What you know could save your baby's life. With the great fear of Sudden Infant Death Syndrome, parents today want and need an easy-to-read, concise guide to navigate the maze of information surrounding SIDS and the Back to Sleep program. The biggest question we all have is, "What is best for my baby?" Written by Pediatric Physical Therapist and mother of three, The Truth About Tummy Time is that guide. Get the answers you need while learning the best way to care for your infant with confidence. The Truth About Tummy Time takes a close look at SIDS and sheds light on the consequences that have developed out of the Back to Sleep era. Find out what condition now exists in 1 in 300 infants as a result of the Back to Sleep program and how to prevent it with your child, get the answer to "Is it ok for my baby to lay on her stomach?" as well as many more.
For all the wonderful things this era of medical advancement has brought in the arena of infant care, the fear of SIDS is still in the forefront of many new parents’ minds. This apprehension directly influences how parents care for their babies today. In addition, the introduction of contemporary safety standards for infant transportation coupled with modern conveniences, babies are spending more and more time confined on their backs in car seats, swings, bouncers, and various other apparatuses. This combination of uncertainty and confinement is creating a dramatic rise in certain infant diagnoses such as developmental delay, torticollis, and plagiocephaly. It is difficult to radically change one aspect of infant care without influencing other areas. We are currently seeing this effect.

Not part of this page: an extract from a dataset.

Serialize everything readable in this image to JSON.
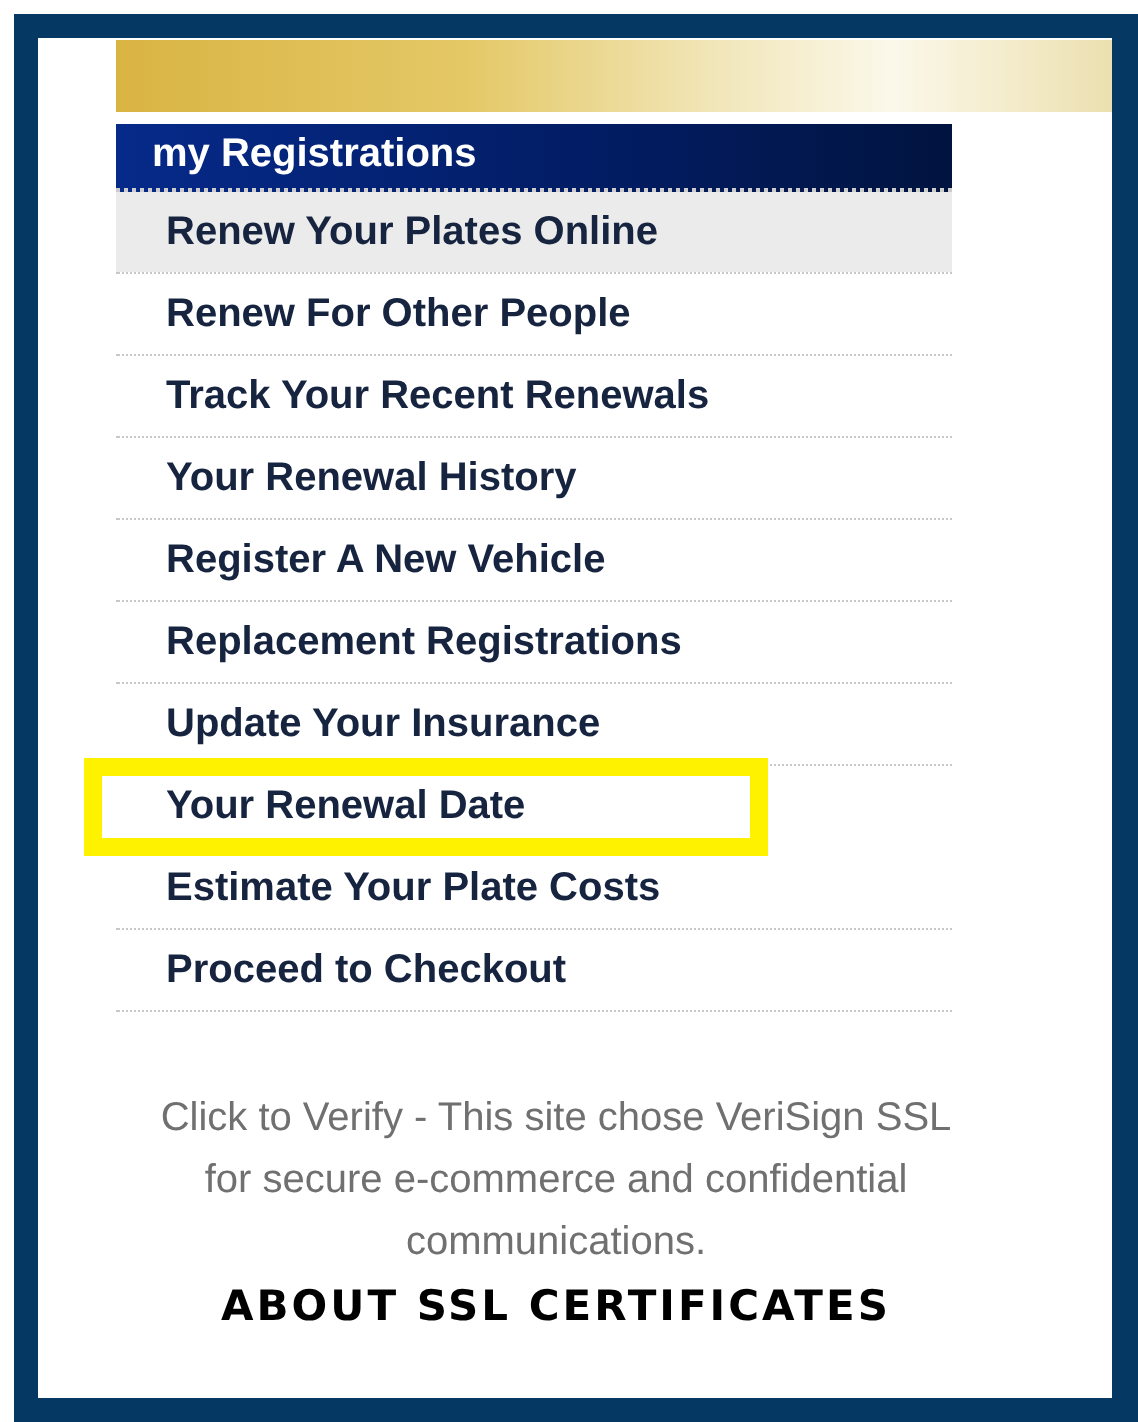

Stephanie graduated from the University of South Alabama Magna Cum Laude in 1998, with a Bachelors Degree in Physical Therapy. Her experience in Pediatric Physical Therapy spans the last 10 years. Currently, she serves as Director of Pediatric Physical Therapy at Eagle Rehab, Inc. in Madison, Alabama. Noticing a trend in the field coupled with a the personal experience of plagiocephaly with her first son, Stephanie began to research the topics of SIDS, the Back to Sleep Program and the rising incidence of diagnoses like torticollis, plagiocephaly, developmental delay and sensory processing disorder. She now teaches other health care professionals nationally on her research findings and serves to enhance the current treatment techniques in these areas.